The Irish city of Dublin is the capital of Ireland and lies in the province of Leinster on the east coast of Ireland, at the mouth of the River Liffey. Dating back to the Viking age, Dublin began to rapidly expand in the 17th century. Today, the city attracts millions of visitors every year to experience everything the city has to offer. One of Dublin's oldest monuments is the 13th century Dublin Castle which was founded after the Norman invasion. Trinity College, Dublin is also a popular visitor destination in order to see the Book of Kells which is an illustrated manuscript created by Irish monks in around 800 AD. One of the most photographed sights in Dublin is the Ha'penney Bridge which is an old iron footbridge that spans the River Liffey. This is considered to be one of Dublin's most iconic landmarks.

Dublin Port is the busiest passenger ferry port in Ireland, serving 1.5 million passengers per year to destinations in the UK and Europe. The port has three terminals and lies at the mouth of the River Liffey, which is under 3 km from the city centre.

Holyhead Guide

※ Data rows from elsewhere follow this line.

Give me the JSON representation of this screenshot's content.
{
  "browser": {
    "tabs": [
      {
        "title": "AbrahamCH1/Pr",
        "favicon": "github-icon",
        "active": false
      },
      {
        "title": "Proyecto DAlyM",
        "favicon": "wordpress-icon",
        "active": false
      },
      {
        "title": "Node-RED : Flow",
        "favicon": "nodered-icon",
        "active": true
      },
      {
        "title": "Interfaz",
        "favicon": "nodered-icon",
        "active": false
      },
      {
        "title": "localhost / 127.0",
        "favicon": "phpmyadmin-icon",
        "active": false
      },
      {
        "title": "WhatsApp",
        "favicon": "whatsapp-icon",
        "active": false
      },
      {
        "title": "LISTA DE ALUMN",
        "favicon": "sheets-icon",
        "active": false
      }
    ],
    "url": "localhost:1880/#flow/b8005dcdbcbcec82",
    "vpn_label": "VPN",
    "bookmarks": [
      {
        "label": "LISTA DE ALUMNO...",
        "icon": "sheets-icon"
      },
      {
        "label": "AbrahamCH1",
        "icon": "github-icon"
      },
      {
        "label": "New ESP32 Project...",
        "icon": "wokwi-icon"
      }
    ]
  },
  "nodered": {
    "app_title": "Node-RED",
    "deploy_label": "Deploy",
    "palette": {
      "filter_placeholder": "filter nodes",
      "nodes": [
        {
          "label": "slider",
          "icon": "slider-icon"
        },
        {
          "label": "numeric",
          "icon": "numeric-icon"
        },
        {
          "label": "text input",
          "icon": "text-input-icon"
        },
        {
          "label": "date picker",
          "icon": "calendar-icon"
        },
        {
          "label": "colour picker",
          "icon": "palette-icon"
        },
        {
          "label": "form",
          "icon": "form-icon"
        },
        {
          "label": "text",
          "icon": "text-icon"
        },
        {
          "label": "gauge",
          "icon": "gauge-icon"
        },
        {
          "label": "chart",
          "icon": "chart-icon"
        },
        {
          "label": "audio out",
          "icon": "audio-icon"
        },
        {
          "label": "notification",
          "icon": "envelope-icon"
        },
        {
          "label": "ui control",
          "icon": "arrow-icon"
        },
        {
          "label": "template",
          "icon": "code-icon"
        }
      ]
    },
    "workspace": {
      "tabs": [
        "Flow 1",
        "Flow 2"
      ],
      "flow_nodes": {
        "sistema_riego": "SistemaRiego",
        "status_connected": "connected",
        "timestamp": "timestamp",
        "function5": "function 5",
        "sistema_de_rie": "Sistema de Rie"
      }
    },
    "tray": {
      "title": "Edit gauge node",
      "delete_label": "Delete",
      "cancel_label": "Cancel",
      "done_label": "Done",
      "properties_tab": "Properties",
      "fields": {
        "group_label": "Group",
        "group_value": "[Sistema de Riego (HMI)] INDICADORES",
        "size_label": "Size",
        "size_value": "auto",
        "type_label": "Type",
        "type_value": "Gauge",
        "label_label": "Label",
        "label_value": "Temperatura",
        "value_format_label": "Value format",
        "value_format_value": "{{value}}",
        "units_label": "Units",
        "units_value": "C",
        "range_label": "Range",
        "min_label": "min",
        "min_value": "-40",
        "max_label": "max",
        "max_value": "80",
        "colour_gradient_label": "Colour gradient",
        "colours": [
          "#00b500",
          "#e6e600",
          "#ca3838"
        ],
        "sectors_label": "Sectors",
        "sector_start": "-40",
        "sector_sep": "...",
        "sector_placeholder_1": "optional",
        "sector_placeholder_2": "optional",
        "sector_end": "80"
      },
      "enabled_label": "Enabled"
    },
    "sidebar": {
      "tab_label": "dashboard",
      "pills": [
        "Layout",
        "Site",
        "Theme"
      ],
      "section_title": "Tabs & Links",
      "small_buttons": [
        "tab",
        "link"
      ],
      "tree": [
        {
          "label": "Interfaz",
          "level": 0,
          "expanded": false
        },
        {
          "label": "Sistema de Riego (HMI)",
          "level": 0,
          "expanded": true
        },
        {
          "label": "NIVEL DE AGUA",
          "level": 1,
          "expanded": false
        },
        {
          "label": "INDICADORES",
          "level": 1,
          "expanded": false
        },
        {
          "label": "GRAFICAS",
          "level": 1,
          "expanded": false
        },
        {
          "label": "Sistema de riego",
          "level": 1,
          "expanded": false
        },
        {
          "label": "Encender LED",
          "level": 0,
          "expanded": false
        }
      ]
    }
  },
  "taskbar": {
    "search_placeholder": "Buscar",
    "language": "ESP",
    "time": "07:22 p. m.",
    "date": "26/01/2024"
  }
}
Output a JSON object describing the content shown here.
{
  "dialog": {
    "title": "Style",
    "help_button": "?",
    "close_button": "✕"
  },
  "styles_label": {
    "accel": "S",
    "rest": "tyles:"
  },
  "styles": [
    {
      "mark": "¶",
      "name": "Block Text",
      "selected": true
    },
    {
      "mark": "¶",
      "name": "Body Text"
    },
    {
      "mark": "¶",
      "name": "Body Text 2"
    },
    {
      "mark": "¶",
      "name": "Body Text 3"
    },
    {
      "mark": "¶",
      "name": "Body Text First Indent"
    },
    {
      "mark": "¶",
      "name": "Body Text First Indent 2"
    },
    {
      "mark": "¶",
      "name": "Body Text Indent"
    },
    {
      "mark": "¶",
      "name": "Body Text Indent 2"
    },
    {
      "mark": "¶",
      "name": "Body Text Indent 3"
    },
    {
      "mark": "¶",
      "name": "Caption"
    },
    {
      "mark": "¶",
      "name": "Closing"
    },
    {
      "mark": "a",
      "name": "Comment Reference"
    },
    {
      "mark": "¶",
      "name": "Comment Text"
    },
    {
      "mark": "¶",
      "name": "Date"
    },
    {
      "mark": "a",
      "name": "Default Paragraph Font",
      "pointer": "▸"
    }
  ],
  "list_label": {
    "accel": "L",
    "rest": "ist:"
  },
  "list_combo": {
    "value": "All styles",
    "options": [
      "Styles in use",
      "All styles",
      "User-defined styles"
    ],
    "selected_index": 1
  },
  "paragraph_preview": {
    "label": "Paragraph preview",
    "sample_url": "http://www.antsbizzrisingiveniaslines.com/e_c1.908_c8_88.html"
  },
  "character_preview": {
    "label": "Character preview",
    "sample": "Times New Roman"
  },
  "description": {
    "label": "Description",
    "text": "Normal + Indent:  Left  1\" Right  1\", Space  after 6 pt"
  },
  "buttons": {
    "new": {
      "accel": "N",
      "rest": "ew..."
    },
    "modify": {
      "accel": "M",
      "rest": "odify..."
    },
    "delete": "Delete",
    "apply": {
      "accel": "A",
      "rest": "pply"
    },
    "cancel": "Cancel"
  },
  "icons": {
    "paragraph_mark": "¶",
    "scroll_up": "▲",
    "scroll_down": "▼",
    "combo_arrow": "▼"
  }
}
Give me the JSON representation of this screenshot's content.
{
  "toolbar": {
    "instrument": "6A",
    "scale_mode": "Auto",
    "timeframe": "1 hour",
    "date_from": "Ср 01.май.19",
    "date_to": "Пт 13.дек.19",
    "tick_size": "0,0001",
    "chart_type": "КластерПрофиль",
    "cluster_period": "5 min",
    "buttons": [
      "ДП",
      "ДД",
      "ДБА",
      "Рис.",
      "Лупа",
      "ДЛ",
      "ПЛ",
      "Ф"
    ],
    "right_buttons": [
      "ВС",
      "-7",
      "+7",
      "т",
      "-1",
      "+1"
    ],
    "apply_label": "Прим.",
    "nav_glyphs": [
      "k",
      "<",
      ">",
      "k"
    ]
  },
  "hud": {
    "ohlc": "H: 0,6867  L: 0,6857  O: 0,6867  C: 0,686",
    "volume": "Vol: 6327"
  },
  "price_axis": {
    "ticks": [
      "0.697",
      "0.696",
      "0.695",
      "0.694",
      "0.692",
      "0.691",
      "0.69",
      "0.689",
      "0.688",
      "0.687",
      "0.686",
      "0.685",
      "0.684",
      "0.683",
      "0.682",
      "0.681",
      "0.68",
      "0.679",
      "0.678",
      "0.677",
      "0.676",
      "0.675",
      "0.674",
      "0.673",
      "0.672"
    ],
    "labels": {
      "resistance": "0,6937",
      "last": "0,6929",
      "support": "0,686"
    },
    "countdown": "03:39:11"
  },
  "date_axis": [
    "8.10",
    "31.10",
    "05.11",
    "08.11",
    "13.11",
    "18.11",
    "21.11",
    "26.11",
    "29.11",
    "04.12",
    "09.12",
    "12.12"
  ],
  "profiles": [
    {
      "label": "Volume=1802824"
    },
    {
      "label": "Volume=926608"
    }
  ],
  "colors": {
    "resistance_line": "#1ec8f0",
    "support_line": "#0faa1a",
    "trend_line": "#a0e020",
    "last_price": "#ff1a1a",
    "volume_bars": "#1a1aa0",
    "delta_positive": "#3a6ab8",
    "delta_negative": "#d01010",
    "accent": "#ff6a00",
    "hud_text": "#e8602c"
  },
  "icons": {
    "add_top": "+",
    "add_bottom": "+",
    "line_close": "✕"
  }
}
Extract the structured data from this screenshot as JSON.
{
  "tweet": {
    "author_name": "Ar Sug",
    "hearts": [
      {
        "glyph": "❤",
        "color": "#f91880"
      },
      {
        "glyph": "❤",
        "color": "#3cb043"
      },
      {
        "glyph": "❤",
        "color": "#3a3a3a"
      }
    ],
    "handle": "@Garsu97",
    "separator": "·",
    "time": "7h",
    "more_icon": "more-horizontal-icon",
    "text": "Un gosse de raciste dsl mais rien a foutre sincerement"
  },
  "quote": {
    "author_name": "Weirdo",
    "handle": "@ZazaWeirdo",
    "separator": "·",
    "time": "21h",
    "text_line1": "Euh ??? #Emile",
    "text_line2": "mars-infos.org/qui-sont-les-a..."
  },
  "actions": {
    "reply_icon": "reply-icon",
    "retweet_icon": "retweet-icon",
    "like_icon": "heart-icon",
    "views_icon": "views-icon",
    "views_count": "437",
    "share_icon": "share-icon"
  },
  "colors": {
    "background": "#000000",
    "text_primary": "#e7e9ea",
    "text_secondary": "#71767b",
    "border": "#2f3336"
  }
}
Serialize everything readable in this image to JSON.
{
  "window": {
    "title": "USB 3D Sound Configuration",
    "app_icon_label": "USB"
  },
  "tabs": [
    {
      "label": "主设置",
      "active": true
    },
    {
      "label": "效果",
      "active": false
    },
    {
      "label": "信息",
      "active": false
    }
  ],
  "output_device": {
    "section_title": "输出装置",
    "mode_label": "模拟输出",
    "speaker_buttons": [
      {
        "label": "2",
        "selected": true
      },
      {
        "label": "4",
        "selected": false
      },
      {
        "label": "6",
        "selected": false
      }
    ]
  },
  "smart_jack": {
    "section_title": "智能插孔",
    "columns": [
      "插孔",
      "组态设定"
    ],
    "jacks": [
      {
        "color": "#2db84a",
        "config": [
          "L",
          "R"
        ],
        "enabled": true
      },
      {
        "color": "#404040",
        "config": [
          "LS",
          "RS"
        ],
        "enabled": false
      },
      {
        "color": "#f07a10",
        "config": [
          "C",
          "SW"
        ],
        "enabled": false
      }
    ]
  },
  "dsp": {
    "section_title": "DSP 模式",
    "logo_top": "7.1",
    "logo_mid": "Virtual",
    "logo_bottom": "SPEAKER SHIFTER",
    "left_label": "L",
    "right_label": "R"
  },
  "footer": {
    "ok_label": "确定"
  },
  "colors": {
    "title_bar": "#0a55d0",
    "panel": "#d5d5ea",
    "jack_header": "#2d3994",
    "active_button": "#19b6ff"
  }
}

The Welsh town of Holyhead is located on Holy Island in Anglesey. At one point Holy Island was connected to Anglesey by the Four Mile Bridge but was replaced by the construction of a causeway in the 19th century. The Cobb, as the causeway is named, now carries the main road and railway line that serves the town. The Church of St. Cybi is the heart of the town and was built inside one of Europe's few three-walled Roman Forts. Other Roman sites in the town include a watchtower on the top of Holyhead Mountain inside Mynydd y Twr which is a prehistoric hill fort. There are also signs that the area has been inhabited since prehistoric times, with circular huts, burial chambers and standing stones all being found in the area. The current lighthouse is on South Stack on the other side of Holyhead Mountain and is open to the public. The area is also popular with birdwatchers.

From the Port of Holyhead, ferries depart to Dublin and Dun Laoghaire in Ireland.